    At 7:30 p.m. Sept. 30, “the funniest man in America” will bring his rib-tickling reflections of “life from the front porch” to the stage. By refusing the vulgar and profane, Gregory focuses on a simpler time, before the “loss of common sense.”

  • A bumpy ride, a shooting and 17 shell casings

    Editor’s note: This occasional column takes you behind the scenes with Hannah Strong, who has been reporting for a little more than a year.

    I didn’t know what we were about to walk up to.
    I knew I had my camera bag. That my adrenaline was rushing. The White Street construction made the road bumpy. And my fellow reporter Greg Summers’ manual-transmission truck was shifting us back and forth as we sped down the road.
    We knew we were headed toward a shooting – thanks to the newsroom police scanner for the tip.

  • Hot fun in the sun

    David Kellin
    For The Lancaster News

    A heat index reaching near triple digits could not stop the smiles on 250 faces at the Lancaster County Parks and Recreation Department Block Party at Buford Recreation Center on July 21.
    Jennie Reid headed a team of staff members that led groups of children through various stations at the fourth annual event.

  • Column: Is the American Dream alive or dead?

    If you stop and really think about it, this is the most fundamental question one could ask about our state and nation.
    And the answer says a lot about the kind of people we are as a state and a nation.
    The American Dream is both very simple and very profound. It has been the driving force behind our country since its earliest days.
    We all have our own slightly different definitions of the American Dream. This is mine: If you work hard and play by the rules, your children will be better off than you are.

  • Deadly mosquito-borne horse disease discovered in Dillon Co.

    Tom Hallman
    Clemson University

    COLUMBIA — State veterinary officials are urging South Carolina horse owners to vaccinate their animals following the discovery of the first South Carolina case of Eastern equine encephalitis in 2017.
    The case was identified July 21 in a horse from Dillon County, said Boyd Parr, state veterinarian and director of Clemson University Livestock-Poultry Health.

  • 2,843 new jobs, $85M in investment

    In its first full year as a county department, Lancaster County’s Economic Development team delivered a banner year of growth. Under the leadership of Jamie Gilbert, the county created 2,843 new jobs, the most ever in a 12-month period.
    Since Gilbert was hired in July 2016, the LCED brought nearly 3,000 jobs to the county – one new job for every 13 eligible workers. New investment pumped $85 million into the economy – nearly $1,000 for each county resident.

  • Pinky & Tank
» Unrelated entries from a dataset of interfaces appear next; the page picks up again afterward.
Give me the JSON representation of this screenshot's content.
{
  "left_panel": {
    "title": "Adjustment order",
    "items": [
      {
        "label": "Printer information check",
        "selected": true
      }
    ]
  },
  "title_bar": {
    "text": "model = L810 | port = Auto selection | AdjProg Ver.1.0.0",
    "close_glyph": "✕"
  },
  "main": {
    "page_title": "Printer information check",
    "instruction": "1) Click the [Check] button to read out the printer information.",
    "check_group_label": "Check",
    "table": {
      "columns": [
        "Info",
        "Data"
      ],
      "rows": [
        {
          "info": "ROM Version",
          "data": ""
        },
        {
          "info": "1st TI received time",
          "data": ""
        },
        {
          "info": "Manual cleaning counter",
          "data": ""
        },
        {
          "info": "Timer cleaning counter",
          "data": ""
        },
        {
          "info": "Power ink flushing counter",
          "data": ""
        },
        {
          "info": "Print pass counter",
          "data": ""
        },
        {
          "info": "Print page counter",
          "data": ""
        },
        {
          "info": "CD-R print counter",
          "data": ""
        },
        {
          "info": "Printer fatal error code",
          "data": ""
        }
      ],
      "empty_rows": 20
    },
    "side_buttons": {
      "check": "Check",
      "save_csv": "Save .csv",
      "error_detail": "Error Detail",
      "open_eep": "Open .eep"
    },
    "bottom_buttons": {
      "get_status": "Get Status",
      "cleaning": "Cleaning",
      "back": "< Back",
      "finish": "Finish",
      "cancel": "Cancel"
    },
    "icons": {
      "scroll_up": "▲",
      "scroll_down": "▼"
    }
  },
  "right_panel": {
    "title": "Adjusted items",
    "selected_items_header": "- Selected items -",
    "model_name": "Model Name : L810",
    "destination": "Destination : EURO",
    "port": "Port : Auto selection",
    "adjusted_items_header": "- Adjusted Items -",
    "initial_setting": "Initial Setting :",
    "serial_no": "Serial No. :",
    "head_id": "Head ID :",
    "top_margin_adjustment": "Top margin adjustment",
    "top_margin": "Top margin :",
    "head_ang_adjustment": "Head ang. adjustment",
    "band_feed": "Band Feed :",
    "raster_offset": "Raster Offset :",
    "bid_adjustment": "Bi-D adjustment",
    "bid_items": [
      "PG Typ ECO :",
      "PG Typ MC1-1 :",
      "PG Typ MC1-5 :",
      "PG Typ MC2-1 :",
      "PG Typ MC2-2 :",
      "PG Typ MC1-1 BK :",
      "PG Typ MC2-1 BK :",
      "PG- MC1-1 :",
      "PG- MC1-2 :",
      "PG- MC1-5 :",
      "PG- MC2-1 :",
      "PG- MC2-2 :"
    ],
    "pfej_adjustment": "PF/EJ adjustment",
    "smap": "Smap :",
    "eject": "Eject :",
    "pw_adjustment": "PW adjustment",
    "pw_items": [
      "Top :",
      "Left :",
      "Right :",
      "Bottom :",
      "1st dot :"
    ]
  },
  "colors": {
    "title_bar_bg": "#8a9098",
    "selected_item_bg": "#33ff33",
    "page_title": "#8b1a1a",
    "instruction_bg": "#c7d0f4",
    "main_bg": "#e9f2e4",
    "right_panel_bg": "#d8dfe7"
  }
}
    It was all wagging tails and happy barks as Pinky the pit bull mix and Tank the boxer met for the first time on July 21. This wasn’t just any old play-date, though. The two dogs were brought together after Tank’s life was saved through a blood transfusion from Pinky on June 24.

    Tank had a low platelet count and was bleeding internally.
    “His immune system was going haywire,” said his owner, Heather Dickerson.

  • Holt’s return to planning commission short-lived

    Lancaster County Councilman Brian Carnes said he hopes to announce a new nominee for the county planning commission’s District 7 seat next council meeting despite a successful maneuver earlier this month that allowed recently ousted commissioner Jerry Holt to return to his seat on an interim basis.
    A bloc of Lancaster County Council members representing the county’s four central districts voted June 26 against reappointment of the outspoken Holt to his third term on the planning commission representing Indian Land’s District 7.